Theater Review: Logger’s big heart kills P.C.
By Jim Lowe
Staff Writer | December 15,2013
Jim Lowe / Staff photo
Rusty DeWees and saxophonist Zach Trepanier, a high school student from West Rutland, perform in “The Logger’s Holiday Variety Show 2013.”
P.C. is dead. Political correctness died an ugly — and hilarious — death Friday at the hands of Rusty DeWees in his alter-ego as The Logger.
It was at “The Logger’s Holiday Variety Show 2013” at South Burlington High School that the Stowe comedian and entertainer broke virtually every taboo in the book — to a most appreciative audience from teens to seniors.
Joined by some particularly fine Vermont musicians, DeWees made this fast-paced variety show the best annual “Logger” holiday show yet. The show moves to Stowe next, Dec. 27 and 28 at Stowe High School, and Dec. 31 at Spruce Peak Performing Arts Center, then on to Rutland’s Paramount Theatre Jan. 17-18 (postponed from Nov. 29-30 due to DeWees’ laryngitis).
DeWees has been one of Vermont’s most popular entertainers since starring in Vermont Repertory Theater’s touring production of David Budbill’s “Judevine.” He turned his character of the French-Canadian logger Antoine, the foul-mouthed saint, into a comic character.
Over the years, DeWees developed the character and a variety show around him, as well as a merchandising business.
As a comedian, DeWees has always had the ability to tell the most offensive jokes and, because of his warm heart and glee at pushing his audience just a tad, ends up offending nearly no one.
In this new show, he takes that a step further, skewering just about everyone: Jews, Muslims, Catholics and Evangelical Christians; gays, lesbians and straights; sex and lack of; Democrats and Republicans, conservatives and liberals; Vermonters and flatlanders … even nursing homes and their inhabitants.
And it’s just wonderful. Because The Logger loves them all.
DeWees not only writes his own material, he delivers it with passion, speed and glee. Friday’s performance was about the tightest likely heard from a standup comedian anywhere. And if a joke falls flat, he either moves quickly to the next —– or gives the audience hell for not responding as it should.
DeWees is also an accomplished musician, a fine drummer, a passable guitarist and an excellent theater singer — and brings on as collaborators even better musicians.
New this year is Newbury fiddler Patrick Ross, who proved to be much more.
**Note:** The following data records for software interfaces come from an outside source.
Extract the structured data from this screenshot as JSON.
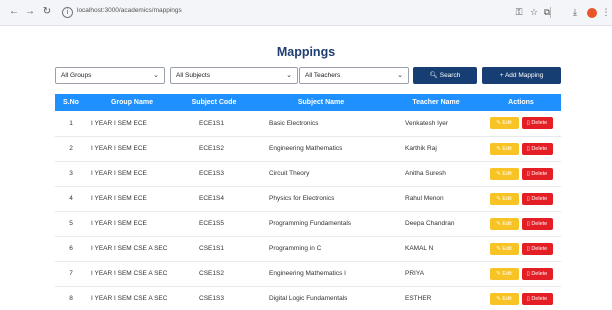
{
  "browser": {
    "url": "localhost:3000/academics/mappings"
  },
  "page": {
    "title": "Mappings"
  },
  "filters": {
    "groups": "All Groups",
    "subjects": "All Subjects",
    "teachers": "All Teachers",
    "search_label": "Search",
    "add_label": "+ Add Mapping"
  },
  "table": {
    "headers": [
      "S.No",
      "Group Name",
      "Subject Code",
      "Subject Name",
      "Teacher Name",
      "Actions"
    ],
    "edit_label": "Edit",
    "delete_label": "Delete",
    "rows": [
      {
        "no": "1",
        "group": "I YEAR I SEM ECE",
        "code": "ECE1S1",
        "subject": "Basic Electronics",
        "teacher": "Venkatesh Iyer"
      },
      {
        "no": "2",
        "group": "I YEAR I SEM ECE",
        "code": "ECE1S2",
        "subject": "Engineering Mathematics",
        "teacher": "Karthik Raj"
      },
      {
        "no": "3",
        "group": "I YEAR I SEM ECE",
        "code": "ECE1S3",
        "subject": "Circuit Theory",
        "teacher": "Anitha Suresh"
      },
      {
        "no": "4",
        "group": "I YEAR I SEM ECE",
        "code": "ECE1S4",
        "subject": "Physics for Electronics",
        "teacher": "Rahul Menon"
      },
      {
        "no": "5",
        "group": "I YEAR I SEM ECE",
        "code": "ECE1S5",
        "subject": "Programming Fundamentals",
        "teacher": "Deepa Chandran"
      },
      {
        "no": "6",
        "group": "I YEAR I SEM CSE A SEC",
        "code": "CSE1S1",
        "subject": "Programming in C",
        "teacher": "KAMAL N"
      },
      {
        "no": "7",
        "group": "I YEAR I SEM CSE A SEC",
        "code": "CSE1S2",
        "subject": "Engineering Mathematics I",
        "teacher": "PRIYA"
      },
      {
        "no": "8",
        "group": "I YEAR I SEM CSE A SEC",
        "code": "CSE1S3",
        "subject": "Digital Logic Fundamentals",
        "teacher": "ESTHER"
      }
    ]
  },
  "colors": {
    "header_bg": "#1e90ff",
    "title": "#1f3e72",
    "primary_button": "#163e72",
    "edit_button": "#f7c325",
    "delete_button": "#e31e24"
  }
}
Not only did he deliver fast-paced traditional fiddling with flair, he used a classical violin technique to accompany the others, from country to hip-hop to opera.
Indicative of DeWees’ support of youth, singer Keeghan Nolan, who had been on the show as a teen, returned to perform original country songs with her deep sultry mezzo.
Zach Trepanier, a West Rutland high school student, proved a fine saxophonist, as well as a good sport as butt to The Logger’s jokes.
Rounding out the music section was a veteran of the show, guitarist and singer Tracy Lord, who proved a consummate pro.
Audience participation is always the wild card in Logger shows — participants take a big chance on being embarrassed. Joanne Barton, a high school senior from St. Albans, proved a brave soul and joined DeWees’ Uncle Furmon for a reading of a Cajun version of “’Twas the Night Before Christmas.”
Uncle Furmon even aimed a very un-P.C. barb at the girls of St. Albans. Instead of being offended, Barton joined the audience in hysterical laughter. For it’s impossible to be offended or angry at the big heart of The Logger.
Rusty DeWees’ ‘The Logger’s Holiday Variety Show 2013’ performances include:
— Friday-Saturday, Dec. 27-28: Stowe — $25, Stowe High School, 8 p.m. , 888-8838, www.thelogger.com.
— Tuesday, Dec. 31: Stowe — starting at $25, Spruce Peak Performing Arts Center, 7 p.m., 760-4634, www.sprucepeakarts.org.
— Friday-Saturday, Jan. 17-18: Rutland — $25, Paramount Theatre, 30 Center St., 8 p.m., 755-0570, www.paramountvt.org.